The Montenegrin parliament adopted on Friday a controversial religions bill which sparked public outrage.
The bill had been put forward by the ruling Democratic Party of Socialists of Montenegro and proposes to make all religious buildings that were owned by the Kingdom of Montenegro – before it was incorporated into the Kingdom of Yugoslavia in 1918 – public property.
The Serbian Orthodox Church thinks its assets could be seized and given to the self-proclaimed Montenegrin Orthodox Church, which is unrecognized by other Orthodox institutions.
Earlier on Friday, hundreds of Serbian Orthodox laypeople, priests, monks and nuns protested outside the Parliament building in the capital Podgorica, while lawmakers from the opposition Democratic Front clashed with representatives of the parliamentary majority and were later pulled out of the building by police.
Montenegrin President Milo Djukanovic had denounced that the protests, ongoing now for several days, had as their goal to force the country to renounce its future in the European Union and in the Euro-Atlantic axis in favor of a “nationalist illusion”.
“Forty-five [out of 81] lawmakers voted for [the bill], no one against,” parliament’s Speaker Ivan Brajovic said, according to the press service.
For years, Montenegro, as the Diocese of Montenegro and the Littoral, has been a part of the Serbian Orthodox Church.

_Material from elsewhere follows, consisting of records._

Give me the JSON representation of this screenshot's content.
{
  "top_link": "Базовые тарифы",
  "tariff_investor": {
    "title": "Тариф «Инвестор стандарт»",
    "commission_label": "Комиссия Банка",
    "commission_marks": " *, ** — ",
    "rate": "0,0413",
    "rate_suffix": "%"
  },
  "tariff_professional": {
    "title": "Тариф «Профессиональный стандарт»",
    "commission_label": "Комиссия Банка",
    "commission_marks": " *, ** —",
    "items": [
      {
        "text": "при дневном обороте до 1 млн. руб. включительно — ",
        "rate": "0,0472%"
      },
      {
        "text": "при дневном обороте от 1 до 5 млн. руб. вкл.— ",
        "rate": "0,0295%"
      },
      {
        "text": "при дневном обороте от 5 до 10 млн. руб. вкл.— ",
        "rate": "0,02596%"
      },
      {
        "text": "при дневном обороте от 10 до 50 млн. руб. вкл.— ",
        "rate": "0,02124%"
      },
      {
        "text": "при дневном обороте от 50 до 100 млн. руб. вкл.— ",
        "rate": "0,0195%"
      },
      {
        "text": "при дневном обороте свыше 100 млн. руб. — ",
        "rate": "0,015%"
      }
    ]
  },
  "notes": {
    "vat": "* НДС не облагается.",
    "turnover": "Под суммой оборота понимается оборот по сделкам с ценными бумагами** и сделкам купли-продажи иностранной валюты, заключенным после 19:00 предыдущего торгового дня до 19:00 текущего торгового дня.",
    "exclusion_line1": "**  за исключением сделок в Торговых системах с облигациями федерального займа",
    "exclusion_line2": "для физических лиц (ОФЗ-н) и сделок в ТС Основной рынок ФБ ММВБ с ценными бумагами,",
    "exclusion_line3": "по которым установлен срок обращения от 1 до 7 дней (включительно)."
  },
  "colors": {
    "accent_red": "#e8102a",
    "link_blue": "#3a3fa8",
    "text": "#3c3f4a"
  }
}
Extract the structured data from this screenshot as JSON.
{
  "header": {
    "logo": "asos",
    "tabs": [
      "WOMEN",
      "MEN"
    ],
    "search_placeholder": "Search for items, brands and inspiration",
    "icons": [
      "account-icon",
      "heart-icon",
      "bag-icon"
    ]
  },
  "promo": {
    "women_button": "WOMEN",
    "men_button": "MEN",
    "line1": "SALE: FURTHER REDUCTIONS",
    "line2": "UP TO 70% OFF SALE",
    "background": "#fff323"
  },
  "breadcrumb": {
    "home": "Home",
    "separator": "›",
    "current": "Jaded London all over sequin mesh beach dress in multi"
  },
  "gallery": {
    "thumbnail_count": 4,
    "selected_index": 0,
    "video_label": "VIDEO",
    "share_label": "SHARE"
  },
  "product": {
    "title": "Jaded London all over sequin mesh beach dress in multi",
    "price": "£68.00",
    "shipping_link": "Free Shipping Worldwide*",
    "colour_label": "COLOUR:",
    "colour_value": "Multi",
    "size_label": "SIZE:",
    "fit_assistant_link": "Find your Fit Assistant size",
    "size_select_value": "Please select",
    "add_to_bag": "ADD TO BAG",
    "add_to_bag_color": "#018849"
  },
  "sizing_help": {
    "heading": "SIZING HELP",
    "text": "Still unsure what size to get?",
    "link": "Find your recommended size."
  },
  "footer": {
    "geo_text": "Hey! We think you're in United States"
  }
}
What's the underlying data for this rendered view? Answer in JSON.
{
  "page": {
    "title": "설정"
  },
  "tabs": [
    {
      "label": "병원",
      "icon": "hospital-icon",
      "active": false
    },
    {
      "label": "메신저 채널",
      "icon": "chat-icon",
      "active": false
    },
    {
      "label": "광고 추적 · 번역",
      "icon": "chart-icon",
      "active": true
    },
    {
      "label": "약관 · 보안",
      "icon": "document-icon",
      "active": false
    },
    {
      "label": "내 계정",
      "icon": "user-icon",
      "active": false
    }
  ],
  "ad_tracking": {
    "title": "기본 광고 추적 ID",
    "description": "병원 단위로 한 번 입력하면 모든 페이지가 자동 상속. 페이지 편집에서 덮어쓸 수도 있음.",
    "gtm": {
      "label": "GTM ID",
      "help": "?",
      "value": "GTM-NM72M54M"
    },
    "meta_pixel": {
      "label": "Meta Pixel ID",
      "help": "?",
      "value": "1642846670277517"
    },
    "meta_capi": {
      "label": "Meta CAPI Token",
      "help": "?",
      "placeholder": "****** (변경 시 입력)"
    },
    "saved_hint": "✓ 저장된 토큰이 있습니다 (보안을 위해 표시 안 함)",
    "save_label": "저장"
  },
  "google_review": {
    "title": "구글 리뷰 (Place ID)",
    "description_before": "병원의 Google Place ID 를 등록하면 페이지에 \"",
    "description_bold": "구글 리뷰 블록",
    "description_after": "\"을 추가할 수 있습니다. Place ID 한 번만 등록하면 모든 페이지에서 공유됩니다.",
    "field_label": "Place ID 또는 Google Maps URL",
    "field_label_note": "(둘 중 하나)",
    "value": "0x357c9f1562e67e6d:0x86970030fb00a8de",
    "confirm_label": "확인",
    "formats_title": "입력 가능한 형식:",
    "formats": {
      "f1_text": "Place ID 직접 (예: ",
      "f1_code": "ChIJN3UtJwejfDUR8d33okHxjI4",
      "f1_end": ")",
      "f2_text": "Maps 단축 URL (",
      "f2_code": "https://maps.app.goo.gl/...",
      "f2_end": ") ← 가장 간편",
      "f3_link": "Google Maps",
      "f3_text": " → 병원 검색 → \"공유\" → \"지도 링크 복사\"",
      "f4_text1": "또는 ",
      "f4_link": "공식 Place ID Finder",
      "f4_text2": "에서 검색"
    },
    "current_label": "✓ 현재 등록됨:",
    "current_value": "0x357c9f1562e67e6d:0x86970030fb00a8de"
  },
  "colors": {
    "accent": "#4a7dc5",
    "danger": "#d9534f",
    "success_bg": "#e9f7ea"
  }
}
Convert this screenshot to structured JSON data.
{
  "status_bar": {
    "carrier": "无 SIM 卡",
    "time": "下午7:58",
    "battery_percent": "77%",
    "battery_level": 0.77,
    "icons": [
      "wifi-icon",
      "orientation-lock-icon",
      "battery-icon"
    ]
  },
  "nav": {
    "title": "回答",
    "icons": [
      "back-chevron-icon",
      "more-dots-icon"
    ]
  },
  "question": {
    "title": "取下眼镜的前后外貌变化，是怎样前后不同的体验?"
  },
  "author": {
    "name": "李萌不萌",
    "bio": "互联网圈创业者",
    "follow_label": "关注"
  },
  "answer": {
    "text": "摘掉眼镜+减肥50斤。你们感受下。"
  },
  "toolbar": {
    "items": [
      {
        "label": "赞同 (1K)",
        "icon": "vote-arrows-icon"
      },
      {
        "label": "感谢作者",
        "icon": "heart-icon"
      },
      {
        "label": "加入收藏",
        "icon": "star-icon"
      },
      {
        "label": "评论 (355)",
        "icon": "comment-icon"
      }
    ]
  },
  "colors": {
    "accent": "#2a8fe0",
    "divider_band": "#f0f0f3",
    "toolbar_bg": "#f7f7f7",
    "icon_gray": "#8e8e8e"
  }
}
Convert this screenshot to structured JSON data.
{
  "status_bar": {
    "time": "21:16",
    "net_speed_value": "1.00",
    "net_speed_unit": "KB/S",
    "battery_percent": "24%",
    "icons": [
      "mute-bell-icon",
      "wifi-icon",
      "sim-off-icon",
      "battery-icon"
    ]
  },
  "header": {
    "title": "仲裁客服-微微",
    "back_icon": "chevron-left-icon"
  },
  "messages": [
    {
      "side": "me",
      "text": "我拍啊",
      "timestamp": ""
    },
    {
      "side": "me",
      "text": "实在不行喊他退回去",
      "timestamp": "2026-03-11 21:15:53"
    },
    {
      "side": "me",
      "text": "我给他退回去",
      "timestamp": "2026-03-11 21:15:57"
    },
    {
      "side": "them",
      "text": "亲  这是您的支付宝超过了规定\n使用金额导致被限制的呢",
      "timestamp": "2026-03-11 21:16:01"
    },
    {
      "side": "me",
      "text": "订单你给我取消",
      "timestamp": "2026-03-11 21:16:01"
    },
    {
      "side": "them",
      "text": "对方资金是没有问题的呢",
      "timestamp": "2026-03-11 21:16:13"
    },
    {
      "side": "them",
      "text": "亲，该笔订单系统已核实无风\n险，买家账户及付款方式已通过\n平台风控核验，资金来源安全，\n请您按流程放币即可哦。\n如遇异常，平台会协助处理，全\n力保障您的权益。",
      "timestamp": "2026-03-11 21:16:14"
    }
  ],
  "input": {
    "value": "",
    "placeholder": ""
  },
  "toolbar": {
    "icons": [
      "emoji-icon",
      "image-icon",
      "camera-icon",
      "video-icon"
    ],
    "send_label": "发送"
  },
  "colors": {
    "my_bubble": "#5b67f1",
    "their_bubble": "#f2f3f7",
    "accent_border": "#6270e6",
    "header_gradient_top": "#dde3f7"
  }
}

In recent years, however, the government has been supporting the Montenegrin Orthodox Church, which proclaimed itself autocephalous in 1993, saying that the Serbian Orthodox Church undermined the country’s independence.